App and web page records

-=-=-=-=-

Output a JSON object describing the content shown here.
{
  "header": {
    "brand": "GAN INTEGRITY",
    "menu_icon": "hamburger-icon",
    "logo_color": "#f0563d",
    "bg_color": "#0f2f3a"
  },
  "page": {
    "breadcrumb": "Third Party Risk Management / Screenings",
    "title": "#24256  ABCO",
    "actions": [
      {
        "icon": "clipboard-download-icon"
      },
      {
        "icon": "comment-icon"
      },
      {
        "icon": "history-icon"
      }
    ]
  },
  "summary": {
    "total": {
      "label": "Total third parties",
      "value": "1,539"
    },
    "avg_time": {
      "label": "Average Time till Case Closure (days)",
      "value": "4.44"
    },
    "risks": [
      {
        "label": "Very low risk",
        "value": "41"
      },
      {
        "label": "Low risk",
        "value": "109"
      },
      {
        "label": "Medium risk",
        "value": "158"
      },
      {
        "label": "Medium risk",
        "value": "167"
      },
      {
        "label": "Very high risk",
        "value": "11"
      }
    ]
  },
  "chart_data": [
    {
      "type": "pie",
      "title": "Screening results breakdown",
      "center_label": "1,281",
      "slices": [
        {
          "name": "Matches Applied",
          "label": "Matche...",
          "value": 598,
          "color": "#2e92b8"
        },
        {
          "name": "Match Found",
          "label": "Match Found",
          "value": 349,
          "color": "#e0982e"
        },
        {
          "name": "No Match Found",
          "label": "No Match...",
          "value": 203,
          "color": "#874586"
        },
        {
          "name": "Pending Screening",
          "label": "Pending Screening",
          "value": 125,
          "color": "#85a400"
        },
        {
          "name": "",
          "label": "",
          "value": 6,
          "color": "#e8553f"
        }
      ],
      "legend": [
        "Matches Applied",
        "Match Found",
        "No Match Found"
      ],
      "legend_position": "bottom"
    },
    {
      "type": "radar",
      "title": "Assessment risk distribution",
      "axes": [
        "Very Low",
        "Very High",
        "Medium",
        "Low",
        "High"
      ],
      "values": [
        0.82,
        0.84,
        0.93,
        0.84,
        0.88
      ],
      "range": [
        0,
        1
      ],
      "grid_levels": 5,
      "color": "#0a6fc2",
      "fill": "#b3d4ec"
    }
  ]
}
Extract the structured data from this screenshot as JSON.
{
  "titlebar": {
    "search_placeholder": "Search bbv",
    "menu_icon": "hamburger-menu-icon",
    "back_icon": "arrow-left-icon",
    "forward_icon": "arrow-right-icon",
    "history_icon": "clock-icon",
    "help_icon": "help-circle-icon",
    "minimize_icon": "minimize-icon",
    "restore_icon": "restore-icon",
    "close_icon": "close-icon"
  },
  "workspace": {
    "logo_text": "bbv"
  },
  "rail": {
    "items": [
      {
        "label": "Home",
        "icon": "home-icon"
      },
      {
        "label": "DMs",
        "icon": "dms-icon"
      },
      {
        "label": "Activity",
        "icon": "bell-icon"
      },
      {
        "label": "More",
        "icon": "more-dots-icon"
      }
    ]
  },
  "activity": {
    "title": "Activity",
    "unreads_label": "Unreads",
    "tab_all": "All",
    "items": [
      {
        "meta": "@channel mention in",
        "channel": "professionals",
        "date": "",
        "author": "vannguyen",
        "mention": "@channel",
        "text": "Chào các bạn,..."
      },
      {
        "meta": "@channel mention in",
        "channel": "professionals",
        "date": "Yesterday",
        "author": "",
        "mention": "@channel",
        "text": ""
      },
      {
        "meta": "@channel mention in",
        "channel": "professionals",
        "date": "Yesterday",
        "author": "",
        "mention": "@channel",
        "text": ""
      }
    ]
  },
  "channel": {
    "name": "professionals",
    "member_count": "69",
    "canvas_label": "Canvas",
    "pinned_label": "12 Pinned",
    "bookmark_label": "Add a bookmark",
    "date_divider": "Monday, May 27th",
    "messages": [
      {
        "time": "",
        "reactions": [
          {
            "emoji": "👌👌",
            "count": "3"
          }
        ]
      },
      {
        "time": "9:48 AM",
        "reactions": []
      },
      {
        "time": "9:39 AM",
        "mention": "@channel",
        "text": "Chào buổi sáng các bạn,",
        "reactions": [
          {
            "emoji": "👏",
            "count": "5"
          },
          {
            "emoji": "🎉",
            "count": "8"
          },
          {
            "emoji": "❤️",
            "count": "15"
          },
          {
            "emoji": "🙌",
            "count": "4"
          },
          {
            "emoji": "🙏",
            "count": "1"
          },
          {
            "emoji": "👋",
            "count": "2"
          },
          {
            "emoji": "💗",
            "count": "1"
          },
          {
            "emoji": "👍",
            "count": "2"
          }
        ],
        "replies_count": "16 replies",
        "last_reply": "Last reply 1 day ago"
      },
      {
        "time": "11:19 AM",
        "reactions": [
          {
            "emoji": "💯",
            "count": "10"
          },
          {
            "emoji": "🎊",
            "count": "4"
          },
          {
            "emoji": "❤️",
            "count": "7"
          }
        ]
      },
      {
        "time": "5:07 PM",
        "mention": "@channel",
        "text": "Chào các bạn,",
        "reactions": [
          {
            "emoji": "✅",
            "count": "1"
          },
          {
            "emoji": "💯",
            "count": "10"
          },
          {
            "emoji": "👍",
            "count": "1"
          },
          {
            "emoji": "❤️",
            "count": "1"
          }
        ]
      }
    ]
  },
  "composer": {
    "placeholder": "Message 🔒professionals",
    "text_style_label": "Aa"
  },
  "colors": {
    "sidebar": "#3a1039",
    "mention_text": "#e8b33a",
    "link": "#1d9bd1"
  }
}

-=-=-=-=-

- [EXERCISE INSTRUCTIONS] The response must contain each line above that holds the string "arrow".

- [RESPONSE TO THIS TASK]
    "back_icon": "arrow-left-icon",
    "forward_icon": "arrow-right-icon",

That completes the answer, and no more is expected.